INSTRUCTIONS FOR THE TASK
Pull every "subtitle" line out of the data below.

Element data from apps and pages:
------------------------------

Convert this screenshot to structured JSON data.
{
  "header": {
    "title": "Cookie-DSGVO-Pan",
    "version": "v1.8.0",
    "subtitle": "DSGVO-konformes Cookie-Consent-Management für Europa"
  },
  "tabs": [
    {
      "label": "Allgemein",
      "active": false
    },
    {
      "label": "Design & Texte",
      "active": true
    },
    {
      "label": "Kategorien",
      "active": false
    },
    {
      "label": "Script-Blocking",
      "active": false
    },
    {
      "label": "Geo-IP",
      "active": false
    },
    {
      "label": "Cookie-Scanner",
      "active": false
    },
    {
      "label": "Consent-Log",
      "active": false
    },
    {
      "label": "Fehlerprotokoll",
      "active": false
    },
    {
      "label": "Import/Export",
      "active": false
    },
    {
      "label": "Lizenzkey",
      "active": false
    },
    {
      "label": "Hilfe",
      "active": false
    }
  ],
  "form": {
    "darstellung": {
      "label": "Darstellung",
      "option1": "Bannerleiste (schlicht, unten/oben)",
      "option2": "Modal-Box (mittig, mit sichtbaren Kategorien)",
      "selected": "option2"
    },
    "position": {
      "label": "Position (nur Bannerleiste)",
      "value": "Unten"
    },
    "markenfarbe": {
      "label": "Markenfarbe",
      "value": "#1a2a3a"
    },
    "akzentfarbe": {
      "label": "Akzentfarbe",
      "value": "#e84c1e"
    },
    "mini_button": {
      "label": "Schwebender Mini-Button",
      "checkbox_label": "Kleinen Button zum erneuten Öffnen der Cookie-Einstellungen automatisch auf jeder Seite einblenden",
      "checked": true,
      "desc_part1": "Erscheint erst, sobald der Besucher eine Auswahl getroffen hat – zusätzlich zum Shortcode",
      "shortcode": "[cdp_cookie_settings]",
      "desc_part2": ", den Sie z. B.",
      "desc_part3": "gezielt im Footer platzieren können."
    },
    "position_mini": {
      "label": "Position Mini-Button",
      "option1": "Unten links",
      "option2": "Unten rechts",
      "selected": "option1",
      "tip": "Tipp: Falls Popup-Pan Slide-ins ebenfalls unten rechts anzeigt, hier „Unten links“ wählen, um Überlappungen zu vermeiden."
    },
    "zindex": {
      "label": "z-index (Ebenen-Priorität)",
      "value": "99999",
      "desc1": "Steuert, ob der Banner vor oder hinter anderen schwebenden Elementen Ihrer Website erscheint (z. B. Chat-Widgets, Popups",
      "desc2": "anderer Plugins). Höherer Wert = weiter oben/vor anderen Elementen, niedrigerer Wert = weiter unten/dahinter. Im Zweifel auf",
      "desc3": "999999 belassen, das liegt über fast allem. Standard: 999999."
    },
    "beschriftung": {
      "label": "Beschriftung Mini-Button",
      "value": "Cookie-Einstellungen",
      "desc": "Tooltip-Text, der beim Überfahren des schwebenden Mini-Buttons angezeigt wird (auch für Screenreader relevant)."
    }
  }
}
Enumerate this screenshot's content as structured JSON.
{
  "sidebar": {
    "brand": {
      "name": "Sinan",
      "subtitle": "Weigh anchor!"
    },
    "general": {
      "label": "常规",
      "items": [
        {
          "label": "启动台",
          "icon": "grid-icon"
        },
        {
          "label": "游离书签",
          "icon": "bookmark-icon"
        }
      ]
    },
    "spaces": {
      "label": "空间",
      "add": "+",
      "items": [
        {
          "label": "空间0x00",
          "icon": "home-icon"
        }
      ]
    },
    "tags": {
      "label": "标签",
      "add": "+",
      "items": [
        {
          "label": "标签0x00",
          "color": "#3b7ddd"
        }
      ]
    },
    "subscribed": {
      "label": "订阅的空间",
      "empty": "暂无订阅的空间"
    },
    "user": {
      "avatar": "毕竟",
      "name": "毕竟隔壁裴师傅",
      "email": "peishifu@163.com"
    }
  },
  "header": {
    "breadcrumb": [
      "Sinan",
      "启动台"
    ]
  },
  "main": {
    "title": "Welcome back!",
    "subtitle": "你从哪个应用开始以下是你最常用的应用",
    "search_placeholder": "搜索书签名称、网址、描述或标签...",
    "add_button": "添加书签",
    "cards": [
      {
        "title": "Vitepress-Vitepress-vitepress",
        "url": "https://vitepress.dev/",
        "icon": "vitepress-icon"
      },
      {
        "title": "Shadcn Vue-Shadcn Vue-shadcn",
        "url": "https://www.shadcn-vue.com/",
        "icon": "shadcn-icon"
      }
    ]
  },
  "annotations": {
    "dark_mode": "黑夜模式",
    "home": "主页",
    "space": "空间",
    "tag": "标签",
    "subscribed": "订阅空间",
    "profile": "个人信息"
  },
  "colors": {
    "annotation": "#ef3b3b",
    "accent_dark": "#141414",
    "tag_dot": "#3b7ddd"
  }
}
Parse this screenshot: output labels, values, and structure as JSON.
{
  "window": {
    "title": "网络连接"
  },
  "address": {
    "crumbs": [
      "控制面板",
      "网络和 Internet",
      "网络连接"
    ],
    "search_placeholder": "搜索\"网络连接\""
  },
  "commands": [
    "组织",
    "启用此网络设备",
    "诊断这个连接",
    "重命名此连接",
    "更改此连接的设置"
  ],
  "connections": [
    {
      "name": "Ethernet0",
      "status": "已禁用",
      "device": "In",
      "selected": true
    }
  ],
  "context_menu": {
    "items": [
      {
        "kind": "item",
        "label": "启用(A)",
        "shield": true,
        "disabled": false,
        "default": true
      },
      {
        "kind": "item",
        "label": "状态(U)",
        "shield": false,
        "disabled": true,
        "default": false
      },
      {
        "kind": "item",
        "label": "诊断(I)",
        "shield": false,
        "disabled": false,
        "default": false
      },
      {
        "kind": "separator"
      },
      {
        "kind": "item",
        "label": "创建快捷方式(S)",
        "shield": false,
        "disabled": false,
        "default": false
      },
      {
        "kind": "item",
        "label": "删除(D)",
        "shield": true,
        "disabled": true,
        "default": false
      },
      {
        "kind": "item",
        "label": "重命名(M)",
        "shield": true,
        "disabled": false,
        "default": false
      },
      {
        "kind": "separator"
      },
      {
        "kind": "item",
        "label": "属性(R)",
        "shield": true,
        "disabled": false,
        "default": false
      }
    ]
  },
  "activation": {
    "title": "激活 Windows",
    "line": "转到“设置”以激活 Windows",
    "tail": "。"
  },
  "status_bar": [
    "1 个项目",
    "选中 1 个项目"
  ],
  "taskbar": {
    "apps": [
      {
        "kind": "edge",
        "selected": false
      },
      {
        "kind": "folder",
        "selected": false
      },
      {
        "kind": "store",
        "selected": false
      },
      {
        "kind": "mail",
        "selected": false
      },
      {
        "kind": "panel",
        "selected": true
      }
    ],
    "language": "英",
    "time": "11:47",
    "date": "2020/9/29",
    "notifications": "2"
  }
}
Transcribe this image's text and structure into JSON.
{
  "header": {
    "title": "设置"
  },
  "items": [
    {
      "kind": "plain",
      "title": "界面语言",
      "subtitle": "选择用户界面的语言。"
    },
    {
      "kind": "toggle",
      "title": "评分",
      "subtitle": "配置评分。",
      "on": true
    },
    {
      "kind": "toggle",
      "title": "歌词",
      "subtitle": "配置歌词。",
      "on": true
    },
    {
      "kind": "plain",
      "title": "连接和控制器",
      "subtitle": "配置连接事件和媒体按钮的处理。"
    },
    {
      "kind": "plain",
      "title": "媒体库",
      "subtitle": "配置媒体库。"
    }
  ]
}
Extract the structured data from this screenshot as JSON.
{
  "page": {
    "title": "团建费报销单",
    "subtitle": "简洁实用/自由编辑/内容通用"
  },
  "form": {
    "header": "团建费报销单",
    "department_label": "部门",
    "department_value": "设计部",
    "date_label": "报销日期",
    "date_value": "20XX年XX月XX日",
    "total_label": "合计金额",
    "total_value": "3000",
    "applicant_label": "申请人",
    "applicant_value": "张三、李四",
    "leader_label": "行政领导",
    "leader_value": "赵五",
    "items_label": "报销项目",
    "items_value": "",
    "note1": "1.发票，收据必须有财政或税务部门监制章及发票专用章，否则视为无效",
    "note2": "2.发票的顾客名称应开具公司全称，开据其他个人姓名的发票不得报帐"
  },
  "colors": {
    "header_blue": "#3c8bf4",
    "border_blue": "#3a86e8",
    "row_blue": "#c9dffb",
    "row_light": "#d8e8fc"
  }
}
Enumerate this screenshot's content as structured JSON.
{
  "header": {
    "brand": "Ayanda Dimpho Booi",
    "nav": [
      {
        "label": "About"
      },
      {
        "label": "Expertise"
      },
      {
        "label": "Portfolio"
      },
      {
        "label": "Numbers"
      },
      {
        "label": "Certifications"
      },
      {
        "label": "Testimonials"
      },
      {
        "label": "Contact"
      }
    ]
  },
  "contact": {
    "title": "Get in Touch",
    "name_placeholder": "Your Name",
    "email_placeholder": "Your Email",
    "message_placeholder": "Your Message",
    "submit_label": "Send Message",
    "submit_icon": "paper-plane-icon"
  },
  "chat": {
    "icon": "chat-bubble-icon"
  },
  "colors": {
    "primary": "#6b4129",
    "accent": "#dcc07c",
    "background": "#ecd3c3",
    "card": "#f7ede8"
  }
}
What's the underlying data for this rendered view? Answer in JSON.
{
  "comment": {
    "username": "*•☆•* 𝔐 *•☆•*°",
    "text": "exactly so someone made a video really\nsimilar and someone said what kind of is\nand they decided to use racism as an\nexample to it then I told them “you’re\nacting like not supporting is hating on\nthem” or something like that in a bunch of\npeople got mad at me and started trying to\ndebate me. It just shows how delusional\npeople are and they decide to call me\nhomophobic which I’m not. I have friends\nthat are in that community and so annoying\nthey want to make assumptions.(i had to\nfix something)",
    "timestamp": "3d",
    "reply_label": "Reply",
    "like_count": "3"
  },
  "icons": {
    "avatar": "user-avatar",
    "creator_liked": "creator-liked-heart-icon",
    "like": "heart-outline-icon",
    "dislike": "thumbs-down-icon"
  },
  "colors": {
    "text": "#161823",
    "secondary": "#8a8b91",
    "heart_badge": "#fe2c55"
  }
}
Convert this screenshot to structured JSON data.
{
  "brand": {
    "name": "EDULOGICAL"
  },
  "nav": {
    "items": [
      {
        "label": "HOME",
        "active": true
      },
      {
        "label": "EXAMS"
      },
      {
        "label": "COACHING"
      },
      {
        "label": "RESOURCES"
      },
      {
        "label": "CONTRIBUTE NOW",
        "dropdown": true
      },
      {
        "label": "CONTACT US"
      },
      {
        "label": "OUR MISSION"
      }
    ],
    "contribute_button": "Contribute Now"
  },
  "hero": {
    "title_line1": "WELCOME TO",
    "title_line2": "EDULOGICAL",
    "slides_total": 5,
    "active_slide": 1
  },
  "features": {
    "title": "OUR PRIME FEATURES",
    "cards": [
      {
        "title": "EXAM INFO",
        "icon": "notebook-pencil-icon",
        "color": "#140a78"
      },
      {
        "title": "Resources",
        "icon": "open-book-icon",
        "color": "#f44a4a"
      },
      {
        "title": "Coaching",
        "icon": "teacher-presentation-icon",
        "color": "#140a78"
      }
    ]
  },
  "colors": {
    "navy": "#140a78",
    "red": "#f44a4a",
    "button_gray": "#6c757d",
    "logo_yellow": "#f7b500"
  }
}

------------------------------

PROBLEM SOLUTION
    "subtitle": "DSGVO-konformes Cookie-Consent-Management für Europa"
      "subtitle": "Weigh anchor!"
    "subtitle": "你从哪个应用开始以下是你最常用的应用",
      "subtitle": "选择用户界面的语言。"
      "subtitle": "配置评分。",
      "subtitle": "配置歌词。",
      "subtitle": "配置连接事件和媒体按钮的处理。"
      "subtitle": "配置媒体库。"
    "subtitle": "简洁实用/自由编辑/内容通用"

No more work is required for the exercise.